* **What is being asked**: Look through the records, and wherever the string "folder" turns up, copy out that line.

***** Data to process *****

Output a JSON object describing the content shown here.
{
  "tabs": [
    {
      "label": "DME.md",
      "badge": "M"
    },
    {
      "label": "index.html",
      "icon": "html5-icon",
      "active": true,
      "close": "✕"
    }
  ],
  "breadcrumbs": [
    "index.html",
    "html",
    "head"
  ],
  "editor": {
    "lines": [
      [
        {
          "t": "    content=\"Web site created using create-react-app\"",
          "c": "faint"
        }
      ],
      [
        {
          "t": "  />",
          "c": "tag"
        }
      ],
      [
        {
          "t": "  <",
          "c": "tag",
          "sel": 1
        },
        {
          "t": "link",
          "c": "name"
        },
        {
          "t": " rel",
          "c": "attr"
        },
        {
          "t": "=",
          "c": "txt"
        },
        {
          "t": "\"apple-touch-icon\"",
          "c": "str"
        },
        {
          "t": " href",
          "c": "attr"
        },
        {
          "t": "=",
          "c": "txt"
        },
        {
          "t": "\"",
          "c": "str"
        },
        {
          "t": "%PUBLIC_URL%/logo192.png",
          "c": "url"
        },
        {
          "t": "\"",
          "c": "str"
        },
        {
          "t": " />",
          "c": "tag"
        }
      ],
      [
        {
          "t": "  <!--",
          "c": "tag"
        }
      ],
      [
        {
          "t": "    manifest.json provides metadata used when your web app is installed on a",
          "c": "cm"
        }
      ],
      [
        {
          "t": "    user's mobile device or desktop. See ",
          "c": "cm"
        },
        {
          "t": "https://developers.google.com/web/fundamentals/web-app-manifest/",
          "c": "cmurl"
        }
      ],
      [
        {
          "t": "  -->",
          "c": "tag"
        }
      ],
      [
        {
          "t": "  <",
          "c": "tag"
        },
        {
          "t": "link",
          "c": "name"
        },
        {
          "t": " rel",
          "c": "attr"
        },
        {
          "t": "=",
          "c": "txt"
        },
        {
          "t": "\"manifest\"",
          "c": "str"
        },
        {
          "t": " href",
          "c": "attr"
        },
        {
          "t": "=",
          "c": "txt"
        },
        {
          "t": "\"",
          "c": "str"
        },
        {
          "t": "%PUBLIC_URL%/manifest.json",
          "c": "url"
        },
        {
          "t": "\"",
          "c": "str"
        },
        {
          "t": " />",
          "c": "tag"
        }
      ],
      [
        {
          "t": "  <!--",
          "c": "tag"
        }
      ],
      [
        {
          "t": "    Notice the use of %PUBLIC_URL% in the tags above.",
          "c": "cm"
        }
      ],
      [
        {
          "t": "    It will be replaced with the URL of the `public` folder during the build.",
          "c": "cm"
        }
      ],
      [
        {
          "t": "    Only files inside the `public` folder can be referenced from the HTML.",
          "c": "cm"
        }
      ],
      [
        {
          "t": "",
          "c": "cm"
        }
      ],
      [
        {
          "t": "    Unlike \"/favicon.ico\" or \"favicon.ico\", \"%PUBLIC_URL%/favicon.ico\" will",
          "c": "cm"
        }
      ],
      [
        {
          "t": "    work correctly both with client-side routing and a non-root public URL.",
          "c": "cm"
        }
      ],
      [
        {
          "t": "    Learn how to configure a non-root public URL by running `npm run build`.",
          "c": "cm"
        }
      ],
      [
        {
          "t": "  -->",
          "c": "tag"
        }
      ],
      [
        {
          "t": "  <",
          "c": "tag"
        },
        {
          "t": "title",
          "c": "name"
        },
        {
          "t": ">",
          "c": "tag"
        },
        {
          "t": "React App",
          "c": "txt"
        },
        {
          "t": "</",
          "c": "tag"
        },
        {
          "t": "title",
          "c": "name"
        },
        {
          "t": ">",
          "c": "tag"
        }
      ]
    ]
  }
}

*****

* **Response box**:
          "t": "    It will be replaced with the URL of the `public` folder during the build.",
          "t": "    Only files inside the `public` folder can be referenced from the HTML.",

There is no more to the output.